** Opening Source material block **

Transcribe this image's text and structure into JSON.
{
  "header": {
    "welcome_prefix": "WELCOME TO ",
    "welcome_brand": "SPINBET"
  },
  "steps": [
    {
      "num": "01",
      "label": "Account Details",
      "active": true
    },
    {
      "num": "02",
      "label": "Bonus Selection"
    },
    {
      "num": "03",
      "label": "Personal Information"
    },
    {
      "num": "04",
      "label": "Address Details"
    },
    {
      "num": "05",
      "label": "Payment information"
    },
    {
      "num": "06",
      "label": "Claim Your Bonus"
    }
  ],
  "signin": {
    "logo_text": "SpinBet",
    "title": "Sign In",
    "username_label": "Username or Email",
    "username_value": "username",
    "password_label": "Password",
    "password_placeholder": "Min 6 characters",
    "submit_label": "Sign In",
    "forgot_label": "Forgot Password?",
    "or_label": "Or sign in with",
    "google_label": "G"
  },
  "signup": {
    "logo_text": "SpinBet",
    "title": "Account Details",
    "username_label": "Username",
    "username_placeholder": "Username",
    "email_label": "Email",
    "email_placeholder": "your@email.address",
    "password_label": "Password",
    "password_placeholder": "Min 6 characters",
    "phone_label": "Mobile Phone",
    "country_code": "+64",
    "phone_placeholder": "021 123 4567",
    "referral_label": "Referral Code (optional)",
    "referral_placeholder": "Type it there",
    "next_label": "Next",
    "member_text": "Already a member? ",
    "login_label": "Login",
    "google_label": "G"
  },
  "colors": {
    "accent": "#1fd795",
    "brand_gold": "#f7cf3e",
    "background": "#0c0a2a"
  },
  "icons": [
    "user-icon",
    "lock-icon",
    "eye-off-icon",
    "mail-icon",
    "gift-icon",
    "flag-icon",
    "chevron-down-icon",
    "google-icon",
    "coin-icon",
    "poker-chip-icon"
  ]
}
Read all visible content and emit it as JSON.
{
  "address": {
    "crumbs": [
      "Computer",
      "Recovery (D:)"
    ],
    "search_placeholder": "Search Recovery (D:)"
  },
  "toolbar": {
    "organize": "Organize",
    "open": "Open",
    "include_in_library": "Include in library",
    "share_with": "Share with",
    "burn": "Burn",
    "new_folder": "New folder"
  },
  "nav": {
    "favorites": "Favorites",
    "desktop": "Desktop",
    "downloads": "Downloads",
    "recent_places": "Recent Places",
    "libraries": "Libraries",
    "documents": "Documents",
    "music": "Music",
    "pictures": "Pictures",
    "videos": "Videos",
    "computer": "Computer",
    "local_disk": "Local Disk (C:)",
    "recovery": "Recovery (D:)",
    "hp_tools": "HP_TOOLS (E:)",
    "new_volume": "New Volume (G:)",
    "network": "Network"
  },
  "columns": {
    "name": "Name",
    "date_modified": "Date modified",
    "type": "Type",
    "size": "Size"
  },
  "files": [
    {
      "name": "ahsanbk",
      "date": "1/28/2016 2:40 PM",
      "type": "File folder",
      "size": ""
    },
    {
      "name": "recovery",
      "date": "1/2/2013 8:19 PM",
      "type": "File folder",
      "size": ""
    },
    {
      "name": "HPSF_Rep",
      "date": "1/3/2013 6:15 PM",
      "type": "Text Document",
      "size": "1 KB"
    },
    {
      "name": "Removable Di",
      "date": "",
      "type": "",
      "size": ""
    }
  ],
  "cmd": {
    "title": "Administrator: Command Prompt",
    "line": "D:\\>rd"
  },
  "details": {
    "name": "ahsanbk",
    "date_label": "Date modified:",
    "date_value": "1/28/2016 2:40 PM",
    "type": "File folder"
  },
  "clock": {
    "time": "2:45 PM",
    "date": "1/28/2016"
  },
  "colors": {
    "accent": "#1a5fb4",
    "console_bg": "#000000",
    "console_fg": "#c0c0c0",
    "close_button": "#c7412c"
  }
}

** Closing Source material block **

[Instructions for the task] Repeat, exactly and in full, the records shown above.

[Finished exercise]
Transcribe this image's text and structure into JSON.
{
  "header": {
    "welcome_prefix": "WELCOME TO ",
    "welcome_brand": "SPINBET"
  },
  "steps": [
    {
      "num": "01",
      "label": "Account Details",
      "active": true
    },
    {
      "num": "02",
      "label": "Bonus Selection"
    },
    {
      "num": "03",
      "label": "Personal Information"
    },
    {
      "num": "04",
      "label": "Address Details"
    },
    {
      "num": "05",
      "label": "Payment information"
    },
    {
      "num": "06",
      "label": "Claim Your Bonus"
    }
  ],
  "signin": {
    "logo_text": "SpinBet",
    "title": "Sign In",
    "username_label": "Username or Email",
    "username_value": "username",
    "password_label": "Password",
    "password_placeholder": "Min 6 characters",
    "submit_label": "Sign In",
    "forgot_label": "Forgot Password?",
    "or_label": "Or sign in with",
    "google_label": "G"
  },
  "signup": {
    "logo_text": "SpinBet",
    "title": "Account Details",
    "username_label": "Username",
    "username_placeholder": "Username",
    "email_label": "Email",
    "email_placeholder": "your@email.address",
    "password_label": "Password",
    "password_placeholder": "Min 6 characters",
    "phone_label": "Mobile Phone",
    "country_code": "+64",
    "phone_placeholder": "021 123 4567",
    "referral_label": "Referral Code (optional)",
    "referral_placeholder": "Type it there",
    "next_label": "Next",
    "member_text": "Already a member? ",
    "login_label": "Login",
    "google_label": "G"
  },
  "colors": {
    "accent": "#1fd795",
    "brand_gold": "#f7cf3e",
    "background": "#0c0a2a"
  },
  "icons": [
    "user-icon",
    "lock-icon",
    "eye-off-icon",
    "mail-icon",
    "gift-icon",
    "flag-icon",
    "chevron-down-icon",
    "google-icon",
    "coin-icon",
    "poker-chip-icon"
  ]
}
Read all visible content and emit it as JSON.
{
  "address": {
    "crumbs": [
      "Computer",
      "Recovery (D:)"
    ],
    "search_placeholder": "Search Recovery (D:)"
  },
  "toolbar": {
    "organize": "Organize",
    "open": "Open",
    "include_in_library": "Include in library",
    "share_with": "Share with",
    "burn": "Burn",
    "new_folder": "New folder"
  },
  "nav": {
    "favorites": "Favorites",
    "desktop": "Desktop",
    "downloads": "Downloads",
    "recent_places": "Recent Places",
    "libraries": "Libraries",
    "documents": "Documents",
    "music": "Music",
    "pictures": "Pictures",
    "videos": "Videos",
    "computer": "Computer",
    "local_disk": "Local Disk (C:)",
    "recovery": "Recovery (D:)",
    "hp_tools": "HP_TOOLS (E:)",
    "new_volume": "New Volume (G:)",
    "network": "Network"
  },
  "columns": {
    "name": "Name",
    "date_modified": "Date modified",
    "type": "Type",
    "size": "Size"
  },
  "files": [
    {
      "name": "ahsanbk",
      "date": "1/28/2016 2:40 PM",
      "type": "File folder",
      "size": ""
    },
    {
      "name": "recovery",
      "date": "1/2/2013 8:19 PM",
      "type": "File folder",
      "size": ""
    },
    {
      "name": "HPSF_Rep",
      "date": "1/3/2013 6:15 PM",
      "type": "Text Document",
      "size": "1 KB"
    },
    {
      "name": "Removable Di",
      "date": "",
      "type": "",
      "size": ""
    }
  ],
  "cmd": {
    "title": "Administrator: Command Prompt",
    "line": "D:\\>rd"
  },
  "details": {
    "name": "ahsanbk",
    "date_label": "Date modified:",
    "date_value": "1/28/2016 2:40 PM",
    "type": "File folder"
  },
  "clock": {
    "time": "2:45 PM",
    "date": "1/28/2016"
  },
  "colors": {
    "accent": "#1a5fb4",
    "console_bg": "#000000",
    "console_fg": "#c0c0c0",
    "close_button": "#c7412c"
  }
}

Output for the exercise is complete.